Assessment criteria: The colloquium score is from 18 to 30.
Through the colloquium students has to show (b) knowledge on the structure and features of legal norms and legal orders; on the function and theories of interpretation and argumentation in law; (b) to be able to define notions and phenomena; to be able to distinguish the main interpretive methods and the main theories of interpretation; (c) to be able to properly use the legal lexicon, also with reference to some linked theoretical issues.
Course unit contents: 1. Elements and structure of law (23 hours):
(a) legal norm: structure, validity, effectiveness, efficacy;
(b) the concept of law: open issues and main theories;
(c) doctrine of stare decisis, subjection to law and the issue of judicial discretionality;
(d) law and values: The issue of pluralism seen from the law side;
(e) law and political order: rule of law and constitutional state;
(f) legal system: structure, theories, and kinds (domestic, international, EU legal order, transnational law);
(g) the contemporary transformations of legal systems;
(h) soft law: definition, functions and impact on the notion of law and on legal orders.
2. The application of law and legal interpretation (12 hours)
(a) Relevance of application stage for the understanding law;
(b) Role of method and interpretive methods;
(c) Theories of interpretation.
3. Argumentation and legal reasoning (10 hours)
(a) Role of argumentation in law-application;
(b) Theories of legal argumentation.
Planned learning activities and teaching methods: For each of the topics covered by the syllabus, classes will develop through:
(1) Lecturing, in which the teacher introduces the main notions and topics, also by using the tecnique of questioning;
(2) Interactive lecturing: discussion of specific issues and points;
(3) "flipped-classroom": students are invited to work on reading material, which is subsequentely discussed during class or used as a basis for exercises;
(4) working-groups:volunteer students are invited to work in groups by reading given material and presenting the results during classes;
(5) seminars with scholars/experts on some specific topics: in order to actively participate in the seminars students will be given preparatory readings through the distant learning platform;
(6) continuous self-assessment of the individual degree of understanding of the topics covered by the syllabus: through (a) questionnaire that students are invited to answer at home and that are discussed in class; (b) mind-maps that often students are required to work out, to become fully aware of the links among notions, topics, and issues.
Slides that are used during classes, reading materials, self-assessment questionnaires and any further material/information for orienting students in going more deeply into some key-issues are sistematically delivered to students through the on line teaching platform "Moodle" (http://www.spgi.unipd.it/e-learning).
Additional notes about suggested reading: Further teaching material will be shared by the students attending the classes through the elearning platform "Moodle":
https://elearning.unipd.it/cur/mod/page/view.php?id=17548
Textbooks (and optional supplementary readings)
  • B. Pastore, F. Viola, G. Zaccaria, Le ragioni del diritto. Bologna: il Mulino, 2017. Esclusivamente i capitoli 3, 4, 5, precisamente da p. 157 (dal paragrafo 2) a p. 329. Cerca nel catalogo

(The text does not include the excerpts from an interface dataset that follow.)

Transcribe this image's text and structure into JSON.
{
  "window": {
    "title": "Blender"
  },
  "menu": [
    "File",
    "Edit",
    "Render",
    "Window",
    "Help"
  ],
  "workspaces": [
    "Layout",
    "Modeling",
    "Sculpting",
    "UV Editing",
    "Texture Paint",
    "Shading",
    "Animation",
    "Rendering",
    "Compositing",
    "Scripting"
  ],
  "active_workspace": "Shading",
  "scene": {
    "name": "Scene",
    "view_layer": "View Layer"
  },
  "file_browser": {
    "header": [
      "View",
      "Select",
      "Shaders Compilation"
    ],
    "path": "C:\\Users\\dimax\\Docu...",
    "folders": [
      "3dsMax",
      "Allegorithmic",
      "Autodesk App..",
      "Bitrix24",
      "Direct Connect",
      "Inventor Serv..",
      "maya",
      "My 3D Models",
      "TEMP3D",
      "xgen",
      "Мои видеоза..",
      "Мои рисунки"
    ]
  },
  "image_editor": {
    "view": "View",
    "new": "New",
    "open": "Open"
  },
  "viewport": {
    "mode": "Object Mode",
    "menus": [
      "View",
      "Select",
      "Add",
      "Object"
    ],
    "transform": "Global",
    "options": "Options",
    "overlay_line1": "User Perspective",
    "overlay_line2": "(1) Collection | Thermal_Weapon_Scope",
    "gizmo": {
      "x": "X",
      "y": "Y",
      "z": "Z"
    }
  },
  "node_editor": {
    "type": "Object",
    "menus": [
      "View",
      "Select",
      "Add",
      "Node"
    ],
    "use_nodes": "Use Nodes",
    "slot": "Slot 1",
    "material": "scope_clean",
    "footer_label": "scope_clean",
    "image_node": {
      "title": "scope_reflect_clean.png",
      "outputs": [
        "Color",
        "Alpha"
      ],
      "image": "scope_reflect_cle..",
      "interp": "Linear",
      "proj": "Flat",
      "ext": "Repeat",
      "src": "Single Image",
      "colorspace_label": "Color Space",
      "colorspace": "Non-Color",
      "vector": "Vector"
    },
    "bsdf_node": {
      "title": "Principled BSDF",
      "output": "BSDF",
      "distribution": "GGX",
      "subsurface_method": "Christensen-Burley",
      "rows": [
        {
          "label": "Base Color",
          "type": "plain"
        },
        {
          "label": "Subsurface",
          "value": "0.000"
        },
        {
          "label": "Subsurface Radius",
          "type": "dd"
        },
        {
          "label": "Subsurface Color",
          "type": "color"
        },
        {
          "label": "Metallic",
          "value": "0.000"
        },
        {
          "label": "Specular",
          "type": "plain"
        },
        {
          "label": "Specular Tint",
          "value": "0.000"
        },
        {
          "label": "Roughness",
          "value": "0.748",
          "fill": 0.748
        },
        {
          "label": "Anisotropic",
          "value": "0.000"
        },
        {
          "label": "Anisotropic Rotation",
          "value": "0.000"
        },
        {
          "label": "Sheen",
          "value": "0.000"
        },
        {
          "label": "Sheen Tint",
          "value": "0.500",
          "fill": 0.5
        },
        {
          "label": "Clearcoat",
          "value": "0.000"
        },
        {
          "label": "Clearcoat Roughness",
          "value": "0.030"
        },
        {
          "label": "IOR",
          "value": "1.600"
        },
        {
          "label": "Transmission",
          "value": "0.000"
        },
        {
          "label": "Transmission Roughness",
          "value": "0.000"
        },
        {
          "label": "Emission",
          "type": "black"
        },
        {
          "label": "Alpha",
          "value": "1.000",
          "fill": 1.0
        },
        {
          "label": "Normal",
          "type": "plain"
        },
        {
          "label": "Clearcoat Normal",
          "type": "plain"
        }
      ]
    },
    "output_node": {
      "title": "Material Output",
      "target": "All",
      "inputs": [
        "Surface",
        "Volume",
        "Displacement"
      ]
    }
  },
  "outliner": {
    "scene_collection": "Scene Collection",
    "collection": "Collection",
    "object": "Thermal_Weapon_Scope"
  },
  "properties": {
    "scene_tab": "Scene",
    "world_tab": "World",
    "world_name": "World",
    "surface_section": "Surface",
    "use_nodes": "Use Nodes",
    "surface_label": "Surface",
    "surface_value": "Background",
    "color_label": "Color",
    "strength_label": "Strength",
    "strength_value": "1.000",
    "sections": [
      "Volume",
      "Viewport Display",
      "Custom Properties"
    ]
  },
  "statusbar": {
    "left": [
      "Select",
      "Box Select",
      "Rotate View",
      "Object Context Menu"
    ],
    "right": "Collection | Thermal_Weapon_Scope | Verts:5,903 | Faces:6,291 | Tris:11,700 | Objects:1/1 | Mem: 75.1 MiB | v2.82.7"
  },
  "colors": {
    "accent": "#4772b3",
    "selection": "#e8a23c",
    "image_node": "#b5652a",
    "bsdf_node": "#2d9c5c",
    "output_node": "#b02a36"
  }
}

Innovative teaching methods: Teaching and learning strategies
  • Lecturing
  • Laboratory
  • Interactive lecturing
  • Working in group
  • Questioning
  • Concept maps
  • Flipped classroom

Innovative teaching methods: Software or applications used
  • Moodle (files, quizzes, workshops, ...)

Sustainable Development Goals (SDGs)
Peace, Justice and Strong Institutions